**Data about app and page elements**.
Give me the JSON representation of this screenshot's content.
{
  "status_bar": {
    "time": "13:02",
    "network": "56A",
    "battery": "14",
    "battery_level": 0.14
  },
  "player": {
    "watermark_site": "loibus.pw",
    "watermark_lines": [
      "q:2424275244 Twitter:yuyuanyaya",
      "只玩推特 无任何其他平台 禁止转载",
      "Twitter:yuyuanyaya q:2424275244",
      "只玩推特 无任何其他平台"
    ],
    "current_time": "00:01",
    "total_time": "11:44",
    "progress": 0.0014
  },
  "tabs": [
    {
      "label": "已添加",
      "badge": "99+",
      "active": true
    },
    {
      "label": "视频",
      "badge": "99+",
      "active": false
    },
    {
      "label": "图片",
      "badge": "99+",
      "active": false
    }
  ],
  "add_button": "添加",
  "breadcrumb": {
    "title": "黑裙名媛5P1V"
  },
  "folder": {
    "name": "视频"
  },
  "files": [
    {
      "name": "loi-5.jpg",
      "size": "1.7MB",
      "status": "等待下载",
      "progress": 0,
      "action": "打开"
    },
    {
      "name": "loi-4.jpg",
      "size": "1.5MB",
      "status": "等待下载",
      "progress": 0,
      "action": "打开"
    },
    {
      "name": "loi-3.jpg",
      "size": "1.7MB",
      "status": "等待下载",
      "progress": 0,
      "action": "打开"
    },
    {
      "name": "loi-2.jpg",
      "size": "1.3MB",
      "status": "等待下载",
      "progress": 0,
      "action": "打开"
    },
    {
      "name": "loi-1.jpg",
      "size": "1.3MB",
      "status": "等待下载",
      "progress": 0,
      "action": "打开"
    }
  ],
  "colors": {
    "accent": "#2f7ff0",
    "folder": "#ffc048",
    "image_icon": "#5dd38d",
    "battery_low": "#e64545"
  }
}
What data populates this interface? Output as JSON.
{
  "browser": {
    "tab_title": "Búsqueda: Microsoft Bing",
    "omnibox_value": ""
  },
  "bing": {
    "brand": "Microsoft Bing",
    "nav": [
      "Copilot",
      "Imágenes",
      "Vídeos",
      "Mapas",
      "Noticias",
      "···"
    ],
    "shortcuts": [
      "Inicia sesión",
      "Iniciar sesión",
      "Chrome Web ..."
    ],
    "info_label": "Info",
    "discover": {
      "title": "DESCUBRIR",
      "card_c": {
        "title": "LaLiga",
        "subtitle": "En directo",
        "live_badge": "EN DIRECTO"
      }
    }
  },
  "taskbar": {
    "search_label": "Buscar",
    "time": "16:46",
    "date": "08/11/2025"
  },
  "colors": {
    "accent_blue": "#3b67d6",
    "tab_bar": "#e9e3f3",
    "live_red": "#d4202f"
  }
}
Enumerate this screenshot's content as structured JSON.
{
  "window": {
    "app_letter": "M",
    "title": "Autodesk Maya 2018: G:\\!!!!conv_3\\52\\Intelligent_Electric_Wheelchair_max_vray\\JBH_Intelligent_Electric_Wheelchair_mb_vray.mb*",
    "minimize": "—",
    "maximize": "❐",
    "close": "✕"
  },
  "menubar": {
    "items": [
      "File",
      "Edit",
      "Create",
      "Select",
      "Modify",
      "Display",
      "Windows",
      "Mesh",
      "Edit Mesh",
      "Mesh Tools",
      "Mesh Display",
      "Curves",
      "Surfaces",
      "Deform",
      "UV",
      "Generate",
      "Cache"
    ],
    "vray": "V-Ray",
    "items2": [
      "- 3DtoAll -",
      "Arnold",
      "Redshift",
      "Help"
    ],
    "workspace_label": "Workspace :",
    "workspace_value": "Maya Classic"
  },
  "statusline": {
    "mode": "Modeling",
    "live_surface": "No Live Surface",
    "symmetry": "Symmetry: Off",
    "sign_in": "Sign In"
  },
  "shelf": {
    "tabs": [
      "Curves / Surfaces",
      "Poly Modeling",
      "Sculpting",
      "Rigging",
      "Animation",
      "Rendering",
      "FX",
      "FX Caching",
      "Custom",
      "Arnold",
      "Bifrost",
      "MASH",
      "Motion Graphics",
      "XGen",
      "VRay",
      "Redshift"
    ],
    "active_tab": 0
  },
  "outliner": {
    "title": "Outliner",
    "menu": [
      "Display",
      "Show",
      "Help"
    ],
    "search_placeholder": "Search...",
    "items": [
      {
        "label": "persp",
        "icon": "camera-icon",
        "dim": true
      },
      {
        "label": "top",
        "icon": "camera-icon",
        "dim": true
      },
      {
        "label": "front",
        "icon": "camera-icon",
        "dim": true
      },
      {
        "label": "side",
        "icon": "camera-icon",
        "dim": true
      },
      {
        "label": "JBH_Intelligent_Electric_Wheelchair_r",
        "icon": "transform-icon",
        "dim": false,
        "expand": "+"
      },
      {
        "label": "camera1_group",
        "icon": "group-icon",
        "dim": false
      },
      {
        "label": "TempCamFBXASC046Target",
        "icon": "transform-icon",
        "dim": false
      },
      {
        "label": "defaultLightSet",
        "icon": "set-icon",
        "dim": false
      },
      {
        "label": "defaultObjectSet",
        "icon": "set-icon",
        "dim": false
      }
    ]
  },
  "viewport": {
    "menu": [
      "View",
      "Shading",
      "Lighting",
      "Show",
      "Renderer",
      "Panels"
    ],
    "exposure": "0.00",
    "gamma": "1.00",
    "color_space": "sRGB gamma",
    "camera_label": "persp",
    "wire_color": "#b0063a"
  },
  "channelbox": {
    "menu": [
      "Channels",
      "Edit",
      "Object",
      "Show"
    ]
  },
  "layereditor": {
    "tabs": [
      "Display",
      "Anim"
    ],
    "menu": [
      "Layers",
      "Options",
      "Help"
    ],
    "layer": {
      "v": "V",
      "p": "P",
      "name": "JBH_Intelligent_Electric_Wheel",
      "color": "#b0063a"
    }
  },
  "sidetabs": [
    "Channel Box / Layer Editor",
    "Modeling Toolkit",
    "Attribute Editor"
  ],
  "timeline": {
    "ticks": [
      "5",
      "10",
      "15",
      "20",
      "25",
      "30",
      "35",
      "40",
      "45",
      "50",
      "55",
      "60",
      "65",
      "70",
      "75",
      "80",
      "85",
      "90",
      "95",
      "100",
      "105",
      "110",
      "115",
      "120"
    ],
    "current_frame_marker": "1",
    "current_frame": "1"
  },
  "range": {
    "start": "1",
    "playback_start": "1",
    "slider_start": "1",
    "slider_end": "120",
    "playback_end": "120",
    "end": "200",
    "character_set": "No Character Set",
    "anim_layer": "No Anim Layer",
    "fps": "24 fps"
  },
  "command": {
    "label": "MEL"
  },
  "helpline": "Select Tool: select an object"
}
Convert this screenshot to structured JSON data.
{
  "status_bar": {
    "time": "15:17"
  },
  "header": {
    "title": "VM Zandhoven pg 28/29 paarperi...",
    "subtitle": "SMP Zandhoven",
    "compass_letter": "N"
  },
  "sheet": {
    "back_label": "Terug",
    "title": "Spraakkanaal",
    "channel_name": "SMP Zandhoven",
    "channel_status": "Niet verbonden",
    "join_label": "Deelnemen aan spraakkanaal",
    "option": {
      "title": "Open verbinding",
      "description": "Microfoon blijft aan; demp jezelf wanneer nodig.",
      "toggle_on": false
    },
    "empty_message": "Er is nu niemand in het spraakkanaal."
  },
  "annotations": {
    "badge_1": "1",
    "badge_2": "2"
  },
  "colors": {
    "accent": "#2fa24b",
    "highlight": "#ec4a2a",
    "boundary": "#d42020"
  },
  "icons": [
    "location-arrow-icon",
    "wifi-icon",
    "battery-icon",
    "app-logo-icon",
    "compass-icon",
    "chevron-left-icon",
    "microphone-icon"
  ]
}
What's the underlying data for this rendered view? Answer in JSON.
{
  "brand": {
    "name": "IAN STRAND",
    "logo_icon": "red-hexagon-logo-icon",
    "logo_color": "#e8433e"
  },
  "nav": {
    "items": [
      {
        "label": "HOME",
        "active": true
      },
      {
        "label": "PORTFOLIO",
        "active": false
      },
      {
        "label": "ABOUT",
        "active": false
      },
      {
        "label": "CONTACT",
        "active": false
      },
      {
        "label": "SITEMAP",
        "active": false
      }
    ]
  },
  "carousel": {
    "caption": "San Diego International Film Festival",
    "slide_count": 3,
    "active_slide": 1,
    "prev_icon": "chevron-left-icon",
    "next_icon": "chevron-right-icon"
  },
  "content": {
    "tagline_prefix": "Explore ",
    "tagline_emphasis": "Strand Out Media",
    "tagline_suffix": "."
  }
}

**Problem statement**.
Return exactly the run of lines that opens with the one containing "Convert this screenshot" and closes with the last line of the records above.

**Response to this exercise**.
Convert this screenshot to structured JSON data.
{
  "status_bar": {
    "time": "15:17"
  },
  "header": {
    "title": "VM Zandhoven pg 28/29 paarperi...",
    "subtitle": "SMP Zandhoven",
    "compass_letter": "N"
  },
  "sheet": {
    "back_label": "Terug",
    "title": "Spraakkanaal",
    "channel_name": "SMP Zandhoven",
    "channel_status": "Niet verbonden",
    "join_label": "Deelnemen aan spraakkanaal",
    "option": {
      "title": "Open verbinding",
      "description": "Microfoon blijft aan; demp jezelf wanneer nodig.",
      "toggle_on": false
    },
    "empty_message": "Er is nu niemand in het spraakkanaal."
  },
  "annotations": {
    "badge_1": "1",
    "badge_2": "2"
  },
  "colors": {
    "accent": "#2fa24b",
    "highlight": "#ec4a2a",
    "boundary": "#d42020"
  },
  "icons": [
    "location-arrow-icon",
    "wifi-icon",
    "battery-icon",
    "app-logo-icon",
    "compass-icon",
    "chevron-left-icon",
    "microphone-icon"
  ]
}
What's the underlying data for this rendered view? Answer in JSON.
{
  "brand": {
    "name": "IAN STRAND",
    "logo_icon": "red-hexagon-logo-icon",
    "logo_color": "#e8433e"
  },
  "nav": {
    "items": [
      {
        "label": "HOME",
        "active": true
      },
      {
        "label": "PORTFOLIO",
        "active": false
      },
      {
        "label": "ABOUT",
        "active": false
      },
      {
        "label": "CONTACT",
        "active": false
      },
      {
        "label": "SITEMAP",
        "active": false
      }
    ]
  },
  "carousel": {
    "caption": "San Diego International Film Festival",
    "slide_count": 3,
    "active_slide": 1,
    "prev_icon": "chevron-left-icon",
    "next_icon": "chevron-right-icon"
  },
  "content": {
    "tagline_prefix": "Explore ",
    "tagline_emphasis": "Strand Out Media",
    "tagline_suffix": "."
  }
}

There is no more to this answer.